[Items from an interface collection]
..............................

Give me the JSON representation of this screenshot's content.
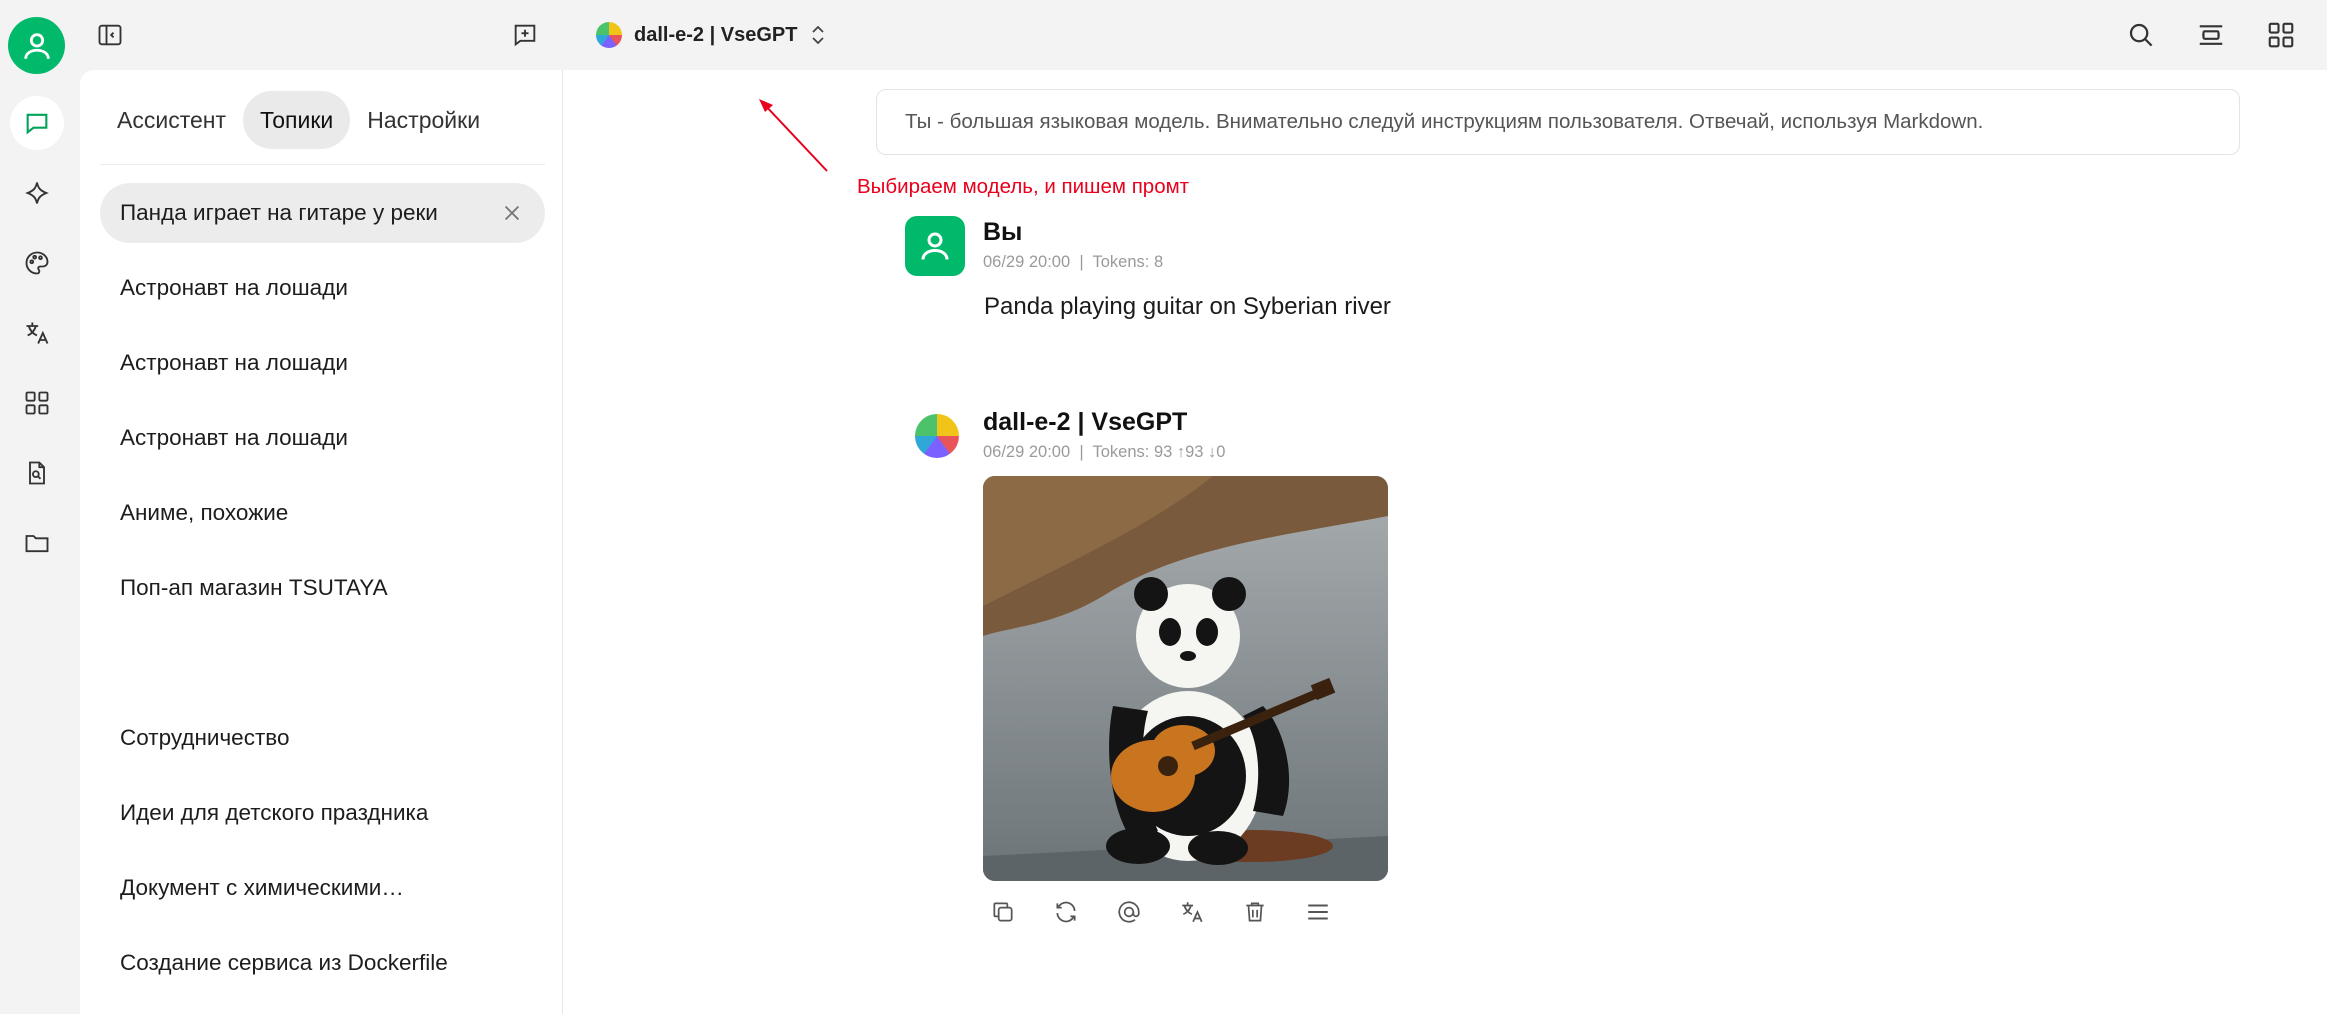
{
  "header": {
    "model_name": "dall-e-2 | VseGPT"
  },
  "sidebar": {
    "tabs": [
      {
        "label": "Ассистент",
        "active": false
      },
      {
        "label": "Топики",
        "active": true
      },
      {
        "label": "Настройки",
        "active": false
      }
    ],
    "topics": [
      {
        "label": "Панда играет на гитаре у реки",
        "active": true
      },
      {
        "label": "Астронавт на лошади",
        "active": false
      },
      {
        "label": "Астронавт на лошади",
        "active": false
      },
      {
        "label": "Астронавт на лошади",
        "active": false
      },
      {
        "label": "Аниме, похожие",
        "active": false
      },
      {
        "label": "Поп-ап магазин TSUTAYA",
        "active": false
      },
      {
        "label": "",
        "active": false
      },
      {
        "label": "Сотрудничество",
        "active": false
      },
      {
        "label": "Идеи для детского праздника",
        "active": false
      },
      {
        "label": "Документ с химическими…",
        "active": false
      },
      {
        "label": "Создание сервиса из Dockerfile",
        "active": false
      }
    ]
  },
  "main": {
    "system_prompt": "Ты - большая языковая модель. Внимательно следуй инструкциям пользователя. Отвечай, используя Markdown.",
    "annotation": "Выбираем модель, и пишем промт",
    "messages": [
      {
        "author": "Вы",
        "meta": "06/29 20:00  |  Tokens: 8",
        "text": "Panda playing guitar on Syberian river"
      },
      {
        "author": "dall-e-2 | VseGPT",
        "meta": "06/29 20:00  |  Tokens: 93 ↑93 ↓0"
      }
    ]
  },
  "colors": {
    "accent": "#00b96b",
    "annotation": "#e8001c",
    "sidebar_bg": "#f3f3f3"
  },
  "icons": {
    "rail": [
      "chat-icon",
      "sparkle-icon",
      "palette-icon",
      "translate-icon",
      "apps-icon",
      "file-search-icon",
      "folder-icon"
    ],
    "actions": [
      "copy-icon",
      "regenerate-icon",
      "mention-icon",
      "translate-icon",
      "delete-icon",
      "menu-icon"
    ]
  }
}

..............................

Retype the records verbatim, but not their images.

Give me the JSON representation of this screenshot's content.
{
  "header": {
    "model_name": "dall-e-2 | VseGPT"
  },
  "sidebar": {
    "tabs": [
      {
        "label": "Ассистент",
        "active": false
      },
      {
        "label": "Топики",
        "active": true
      },
      {
        "label": "Настройки",
        "active": false
      }
    ],
    "topics": [
      {
        "label": "Панда играет на гитаре у реки",
        "active": true
      },
      {
        "label": "Астронавт на лошади",
        "active": false
      },
      {
        "label": "Астронавт на лошади",
        "active": false
      },
      {
        "label": "Астронавт на лошади",
        "active": false
      },
      {
        "label": "Аниме, похожие",
        "active": false
      },
      {
        "label": "Поп-ап магазин TSUTAYA",
        "active": false
      },
      {
        "label": "",
        "active": false
      },
      {
        "label": "Сотрудничество",
        "active": false
      },
      {
        "label": "Идеи для детского праздника",
        "active": false
      },
      {
        "label": "Документ с химическими…",
        "active": false
      },
      {
        "label": "Создание сервиса из Dockerfile",
        "active": false
      }
    ]
  },
  "main": {
    "system_prompt": "Ты - большая языковая модель. Внимательно следуй инструкциям пользователя. Отвечай, используя Markdown.",
    "annotation": "Выбираем модель, и пишем промт",
    "messages": [
      {
        "author": "Вы",
        "meta": "06/29 20:00  |  Tokens: 8",
        "text": "Panda playing guitar on Syberian river"
      },
      {
        "author": "dall-e-2 | VseGPT",
        "meta": "06/29 20:00  |  Tokens: 93 ↑93 ↓0"
      }
    ]
  },
  "colors": {
    "accent": "#00b96b",
    "annotation": "#e8001c",
    "sidebar_bg": "#f3f3f3"
  },
  "icons": {
    "rail": [
      "chat-icon",
      "sparkle-icon",
      "palette-icon",
      "translate-icon",
      "apps-icon",
      "file-search-icon",
      "folder-icon"
    ],
    "actions": [
      "copy-icon",
      "regenerate-icon",
      "mention-icon",
      "translate-icon",
      "delete-icon",
      "menu-icon"
    ]
  }
}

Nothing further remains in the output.